How many lines in the records below contain "medium"? Answer with the number alone.

== Records to process

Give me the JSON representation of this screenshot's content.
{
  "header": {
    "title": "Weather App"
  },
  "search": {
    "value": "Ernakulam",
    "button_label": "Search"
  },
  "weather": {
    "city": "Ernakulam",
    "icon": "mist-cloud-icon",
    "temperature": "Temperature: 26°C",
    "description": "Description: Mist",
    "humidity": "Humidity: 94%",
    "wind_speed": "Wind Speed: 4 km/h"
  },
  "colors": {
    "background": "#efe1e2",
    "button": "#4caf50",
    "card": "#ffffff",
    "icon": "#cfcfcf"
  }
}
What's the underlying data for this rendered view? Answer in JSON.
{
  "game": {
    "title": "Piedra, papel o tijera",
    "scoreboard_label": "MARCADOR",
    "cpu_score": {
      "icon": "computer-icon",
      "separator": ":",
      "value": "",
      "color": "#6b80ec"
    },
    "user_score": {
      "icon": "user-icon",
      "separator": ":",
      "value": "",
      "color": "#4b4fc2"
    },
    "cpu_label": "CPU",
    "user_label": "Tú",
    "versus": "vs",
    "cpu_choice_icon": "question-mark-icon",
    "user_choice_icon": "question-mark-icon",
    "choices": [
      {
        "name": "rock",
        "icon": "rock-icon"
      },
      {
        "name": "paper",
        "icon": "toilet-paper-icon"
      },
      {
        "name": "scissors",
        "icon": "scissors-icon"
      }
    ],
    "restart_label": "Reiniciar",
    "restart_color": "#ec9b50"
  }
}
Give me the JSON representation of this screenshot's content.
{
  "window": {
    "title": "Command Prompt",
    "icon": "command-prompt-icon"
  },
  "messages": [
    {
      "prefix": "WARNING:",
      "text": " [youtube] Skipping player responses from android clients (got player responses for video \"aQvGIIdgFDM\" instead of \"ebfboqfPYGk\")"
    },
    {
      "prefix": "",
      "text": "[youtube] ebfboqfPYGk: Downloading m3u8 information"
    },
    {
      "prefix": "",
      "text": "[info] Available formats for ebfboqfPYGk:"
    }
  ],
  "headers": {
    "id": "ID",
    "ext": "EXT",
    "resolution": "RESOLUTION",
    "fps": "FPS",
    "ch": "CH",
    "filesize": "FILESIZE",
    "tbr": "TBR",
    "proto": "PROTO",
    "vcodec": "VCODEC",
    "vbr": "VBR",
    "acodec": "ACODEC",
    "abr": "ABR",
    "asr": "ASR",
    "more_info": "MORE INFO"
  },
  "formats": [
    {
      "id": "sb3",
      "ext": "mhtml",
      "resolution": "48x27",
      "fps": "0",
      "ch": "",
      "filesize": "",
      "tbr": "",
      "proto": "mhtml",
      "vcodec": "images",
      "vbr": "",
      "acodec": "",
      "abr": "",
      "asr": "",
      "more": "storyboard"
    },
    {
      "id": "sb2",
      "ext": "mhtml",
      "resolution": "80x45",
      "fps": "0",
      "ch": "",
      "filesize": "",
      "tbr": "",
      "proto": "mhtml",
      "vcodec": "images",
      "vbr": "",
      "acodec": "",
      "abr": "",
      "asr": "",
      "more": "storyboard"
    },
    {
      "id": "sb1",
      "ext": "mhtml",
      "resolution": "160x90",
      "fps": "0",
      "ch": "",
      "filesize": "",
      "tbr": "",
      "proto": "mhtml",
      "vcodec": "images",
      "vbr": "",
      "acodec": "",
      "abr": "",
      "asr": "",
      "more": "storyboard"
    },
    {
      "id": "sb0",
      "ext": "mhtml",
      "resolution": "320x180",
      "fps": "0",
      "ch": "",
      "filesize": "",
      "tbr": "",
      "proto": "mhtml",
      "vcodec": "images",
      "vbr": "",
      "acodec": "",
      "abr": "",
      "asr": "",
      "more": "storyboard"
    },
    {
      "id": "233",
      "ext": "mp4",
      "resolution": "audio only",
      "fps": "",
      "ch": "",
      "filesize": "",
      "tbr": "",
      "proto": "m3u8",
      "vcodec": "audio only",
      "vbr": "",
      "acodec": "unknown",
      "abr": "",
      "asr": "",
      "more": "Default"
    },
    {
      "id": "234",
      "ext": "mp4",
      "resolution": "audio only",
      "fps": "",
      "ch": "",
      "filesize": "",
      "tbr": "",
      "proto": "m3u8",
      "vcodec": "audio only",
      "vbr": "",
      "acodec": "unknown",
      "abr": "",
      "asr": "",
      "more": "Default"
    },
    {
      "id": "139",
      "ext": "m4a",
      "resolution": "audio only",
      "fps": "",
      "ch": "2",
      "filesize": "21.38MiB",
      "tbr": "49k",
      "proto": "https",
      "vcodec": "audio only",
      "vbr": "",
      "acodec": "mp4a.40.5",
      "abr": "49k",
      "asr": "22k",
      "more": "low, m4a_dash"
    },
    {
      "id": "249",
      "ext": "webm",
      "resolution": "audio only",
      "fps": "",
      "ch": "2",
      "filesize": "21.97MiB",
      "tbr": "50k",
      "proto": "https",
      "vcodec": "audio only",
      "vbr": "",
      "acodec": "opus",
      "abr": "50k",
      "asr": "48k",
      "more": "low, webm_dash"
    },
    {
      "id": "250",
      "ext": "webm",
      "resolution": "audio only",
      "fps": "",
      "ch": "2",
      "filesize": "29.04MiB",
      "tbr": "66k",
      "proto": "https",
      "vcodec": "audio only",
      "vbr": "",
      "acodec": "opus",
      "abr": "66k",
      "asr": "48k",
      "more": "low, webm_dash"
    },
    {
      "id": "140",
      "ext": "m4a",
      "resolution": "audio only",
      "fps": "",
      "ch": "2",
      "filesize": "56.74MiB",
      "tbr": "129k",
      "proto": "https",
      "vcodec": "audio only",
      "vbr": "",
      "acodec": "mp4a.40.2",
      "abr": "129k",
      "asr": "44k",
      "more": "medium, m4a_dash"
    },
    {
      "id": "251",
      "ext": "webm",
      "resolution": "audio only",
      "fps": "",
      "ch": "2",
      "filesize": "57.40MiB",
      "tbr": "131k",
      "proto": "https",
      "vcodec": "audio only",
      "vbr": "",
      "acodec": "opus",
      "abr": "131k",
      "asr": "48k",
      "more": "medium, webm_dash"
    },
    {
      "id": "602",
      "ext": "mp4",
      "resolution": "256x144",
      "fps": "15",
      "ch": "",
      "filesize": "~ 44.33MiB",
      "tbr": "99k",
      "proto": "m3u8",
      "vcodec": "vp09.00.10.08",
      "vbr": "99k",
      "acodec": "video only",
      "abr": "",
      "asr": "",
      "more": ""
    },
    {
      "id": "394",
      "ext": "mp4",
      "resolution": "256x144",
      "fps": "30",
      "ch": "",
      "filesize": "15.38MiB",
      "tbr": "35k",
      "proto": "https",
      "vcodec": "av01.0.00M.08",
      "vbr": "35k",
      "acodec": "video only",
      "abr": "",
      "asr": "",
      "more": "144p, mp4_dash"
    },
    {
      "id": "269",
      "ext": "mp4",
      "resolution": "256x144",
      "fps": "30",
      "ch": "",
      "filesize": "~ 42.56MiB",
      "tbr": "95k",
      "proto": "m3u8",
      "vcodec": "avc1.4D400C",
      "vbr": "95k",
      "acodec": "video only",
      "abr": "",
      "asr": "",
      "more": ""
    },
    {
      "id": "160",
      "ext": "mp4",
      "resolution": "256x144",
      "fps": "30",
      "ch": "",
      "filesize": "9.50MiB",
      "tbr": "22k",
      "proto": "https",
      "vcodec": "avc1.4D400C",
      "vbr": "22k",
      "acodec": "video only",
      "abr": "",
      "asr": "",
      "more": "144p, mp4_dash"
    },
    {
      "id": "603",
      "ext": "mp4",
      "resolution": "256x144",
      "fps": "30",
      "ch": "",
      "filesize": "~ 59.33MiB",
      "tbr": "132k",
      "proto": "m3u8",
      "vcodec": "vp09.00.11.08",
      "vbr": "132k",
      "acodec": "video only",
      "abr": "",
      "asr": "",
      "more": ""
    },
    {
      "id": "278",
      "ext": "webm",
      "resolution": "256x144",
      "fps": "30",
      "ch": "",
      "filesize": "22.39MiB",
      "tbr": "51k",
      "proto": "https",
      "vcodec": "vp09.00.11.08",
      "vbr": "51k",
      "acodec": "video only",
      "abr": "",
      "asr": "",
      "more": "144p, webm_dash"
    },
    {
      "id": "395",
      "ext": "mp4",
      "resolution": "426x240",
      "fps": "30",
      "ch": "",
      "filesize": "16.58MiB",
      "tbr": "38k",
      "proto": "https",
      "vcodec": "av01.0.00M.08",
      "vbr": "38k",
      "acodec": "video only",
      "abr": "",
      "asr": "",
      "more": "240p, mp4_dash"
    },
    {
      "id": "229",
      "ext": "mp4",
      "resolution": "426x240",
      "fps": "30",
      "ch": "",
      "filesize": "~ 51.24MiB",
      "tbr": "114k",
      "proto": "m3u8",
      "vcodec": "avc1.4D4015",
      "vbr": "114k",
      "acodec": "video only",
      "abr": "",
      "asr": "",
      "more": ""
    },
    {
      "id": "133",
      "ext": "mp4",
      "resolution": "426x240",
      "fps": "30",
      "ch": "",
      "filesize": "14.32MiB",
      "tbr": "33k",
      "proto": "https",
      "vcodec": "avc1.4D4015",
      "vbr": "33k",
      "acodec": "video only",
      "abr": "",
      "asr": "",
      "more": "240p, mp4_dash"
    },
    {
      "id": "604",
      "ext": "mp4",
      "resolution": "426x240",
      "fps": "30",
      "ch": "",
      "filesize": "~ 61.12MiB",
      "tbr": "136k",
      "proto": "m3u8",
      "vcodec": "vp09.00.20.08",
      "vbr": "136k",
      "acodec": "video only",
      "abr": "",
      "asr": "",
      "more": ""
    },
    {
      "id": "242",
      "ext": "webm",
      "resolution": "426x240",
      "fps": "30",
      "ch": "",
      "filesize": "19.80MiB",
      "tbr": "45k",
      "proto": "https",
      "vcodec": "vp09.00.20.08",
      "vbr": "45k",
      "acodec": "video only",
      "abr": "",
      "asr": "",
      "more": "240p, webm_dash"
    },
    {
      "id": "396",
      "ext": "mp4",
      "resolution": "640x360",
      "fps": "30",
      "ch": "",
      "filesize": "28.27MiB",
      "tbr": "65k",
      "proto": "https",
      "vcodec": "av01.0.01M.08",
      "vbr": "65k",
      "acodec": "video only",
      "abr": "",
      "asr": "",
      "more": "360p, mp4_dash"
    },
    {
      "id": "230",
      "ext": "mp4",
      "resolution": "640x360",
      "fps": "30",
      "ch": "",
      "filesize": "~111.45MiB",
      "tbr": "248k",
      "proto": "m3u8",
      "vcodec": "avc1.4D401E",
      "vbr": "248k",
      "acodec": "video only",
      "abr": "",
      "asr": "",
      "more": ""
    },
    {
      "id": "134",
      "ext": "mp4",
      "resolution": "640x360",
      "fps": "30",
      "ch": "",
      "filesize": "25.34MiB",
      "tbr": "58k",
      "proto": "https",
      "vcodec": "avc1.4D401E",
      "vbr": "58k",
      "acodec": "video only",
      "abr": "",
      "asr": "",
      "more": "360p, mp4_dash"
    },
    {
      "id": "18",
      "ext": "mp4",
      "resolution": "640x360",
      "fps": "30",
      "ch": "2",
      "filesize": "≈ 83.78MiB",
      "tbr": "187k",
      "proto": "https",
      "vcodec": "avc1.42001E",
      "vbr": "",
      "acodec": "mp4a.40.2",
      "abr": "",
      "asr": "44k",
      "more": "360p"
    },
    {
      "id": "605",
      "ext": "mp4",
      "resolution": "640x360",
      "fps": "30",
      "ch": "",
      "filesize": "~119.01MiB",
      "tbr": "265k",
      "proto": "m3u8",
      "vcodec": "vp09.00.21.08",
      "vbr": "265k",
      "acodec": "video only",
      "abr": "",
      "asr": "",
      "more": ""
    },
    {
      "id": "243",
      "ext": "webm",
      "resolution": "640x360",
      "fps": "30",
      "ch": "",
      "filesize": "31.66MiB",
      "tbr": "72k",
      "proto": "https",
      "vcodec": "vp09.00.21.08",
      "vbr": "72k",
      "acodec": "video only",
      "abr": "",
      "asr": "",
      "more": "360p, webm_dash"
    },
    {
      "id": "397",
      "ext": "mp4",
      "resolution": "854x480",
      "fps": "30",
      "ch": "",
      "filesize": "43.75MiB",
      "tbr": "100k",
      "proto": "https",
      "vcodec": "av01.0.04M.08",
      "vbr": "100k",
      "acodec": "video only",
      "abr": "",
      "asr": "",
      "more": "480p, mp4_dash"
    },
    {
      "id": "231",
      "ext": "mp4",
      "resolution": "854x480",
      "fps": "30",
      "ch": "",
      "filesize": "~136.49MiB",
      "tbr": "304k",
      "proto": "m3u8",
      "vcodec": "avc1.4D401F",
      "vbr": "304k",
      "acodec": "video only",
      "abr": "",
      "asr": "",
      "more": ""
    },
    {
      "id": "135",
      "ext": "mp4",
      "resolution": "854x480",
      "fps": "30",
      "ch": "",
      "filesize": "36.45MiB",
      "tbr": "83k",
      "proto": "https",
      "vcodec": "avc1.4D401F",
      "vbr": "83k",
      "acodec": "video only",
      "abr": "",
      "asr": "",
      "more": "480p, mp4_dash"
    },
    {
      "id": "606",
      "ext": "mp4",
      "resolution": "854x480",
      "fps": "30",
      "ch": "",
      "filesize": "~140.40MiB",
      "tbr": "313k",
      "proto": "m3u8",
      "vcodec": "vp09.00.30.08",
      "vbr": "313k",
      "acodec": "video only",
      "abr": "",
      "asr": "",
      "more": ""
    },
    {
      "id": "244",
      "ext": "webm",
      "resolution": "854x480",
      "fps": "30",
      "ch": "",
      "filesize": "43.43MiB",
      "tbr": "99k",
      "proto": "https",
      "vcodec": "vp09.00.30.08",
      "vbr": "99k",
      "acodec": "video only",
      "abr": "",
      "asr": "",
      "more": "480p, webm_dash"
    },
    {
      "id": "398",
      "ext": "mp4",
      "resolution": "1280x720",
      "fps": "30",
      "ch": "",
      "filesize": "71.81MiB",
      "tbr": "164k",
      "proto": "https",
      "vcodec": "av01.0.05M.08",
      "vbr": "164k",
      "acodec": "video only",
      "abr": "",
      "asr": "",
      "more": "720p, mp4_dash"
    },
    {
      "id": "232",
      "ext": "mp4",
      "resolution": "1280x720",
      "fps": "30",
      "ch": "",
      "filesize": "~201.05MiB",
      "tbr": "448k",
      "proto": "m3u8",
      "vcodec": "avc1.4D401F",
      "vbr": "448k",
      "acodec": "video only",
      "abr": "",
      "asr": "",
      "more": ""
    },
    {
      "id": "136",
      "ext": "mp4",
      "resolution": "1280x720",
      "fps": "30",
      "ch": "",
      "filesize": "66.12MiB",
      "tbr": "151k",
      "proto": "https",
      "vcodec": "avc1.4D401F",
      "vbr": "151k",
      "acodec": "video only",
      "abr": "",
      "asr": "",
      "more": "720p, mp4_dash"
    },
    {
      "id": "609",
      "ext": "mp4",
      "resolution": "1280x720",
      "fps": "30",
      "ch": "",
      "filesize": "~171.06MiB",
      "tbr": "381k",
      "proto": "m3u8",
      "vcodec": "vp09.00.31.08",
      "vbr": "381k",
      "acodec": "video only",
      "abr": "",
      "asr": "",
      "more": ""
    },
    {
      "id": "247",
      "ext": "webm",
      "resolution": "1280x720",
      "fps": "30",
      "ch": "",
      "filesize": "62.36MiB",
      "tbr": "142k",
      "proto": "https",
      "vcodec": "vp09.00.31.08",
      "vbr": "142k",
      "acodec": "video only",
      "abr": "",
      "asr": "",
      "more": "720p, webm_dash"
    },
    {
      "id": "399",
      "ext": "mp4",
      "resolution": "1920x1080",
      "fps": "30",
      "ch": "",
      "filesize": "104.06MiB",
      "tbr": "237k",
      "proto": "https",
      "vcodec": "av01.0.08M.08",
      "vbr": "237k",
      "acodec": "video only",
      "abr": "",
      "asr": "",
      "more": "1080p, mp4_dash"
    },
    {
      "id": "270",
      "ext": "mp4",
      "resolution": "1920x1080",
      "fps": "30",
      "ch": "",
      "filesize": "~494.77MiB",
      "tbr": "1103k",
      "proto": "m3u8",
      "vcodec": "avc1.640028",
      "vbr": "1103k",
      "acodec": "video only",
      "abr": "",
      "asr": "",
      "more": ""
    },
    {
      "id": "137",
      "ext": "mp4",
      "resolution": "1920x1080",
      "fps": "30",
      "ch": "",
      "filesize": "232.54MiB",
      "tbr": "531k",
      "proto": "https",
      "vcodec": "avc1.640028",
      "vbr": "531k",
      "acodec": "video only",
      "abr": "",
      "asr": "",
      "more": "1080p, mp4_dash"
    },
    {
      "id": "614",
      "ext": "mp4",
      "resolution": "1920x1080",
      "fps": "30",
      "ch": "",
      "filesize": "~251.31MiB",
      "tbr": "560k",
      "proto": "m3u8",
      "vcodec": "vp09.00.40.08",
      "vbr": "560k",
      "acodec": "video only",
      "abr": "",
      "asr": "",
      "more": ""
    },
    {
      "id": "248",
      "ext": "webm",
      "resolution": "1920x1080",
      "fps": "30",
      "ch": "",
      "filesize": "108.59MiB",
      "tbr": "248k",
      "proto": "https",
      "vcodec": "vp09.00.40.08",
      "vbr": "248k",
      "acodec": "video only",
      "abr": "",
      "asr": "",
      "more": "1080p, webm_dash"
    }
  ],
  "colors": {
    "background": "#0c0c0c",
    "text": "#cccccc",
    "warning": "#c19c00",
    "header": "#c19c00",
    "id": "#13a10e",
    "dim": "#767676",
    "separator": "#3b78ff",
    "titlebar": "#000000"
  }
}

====

## Result
2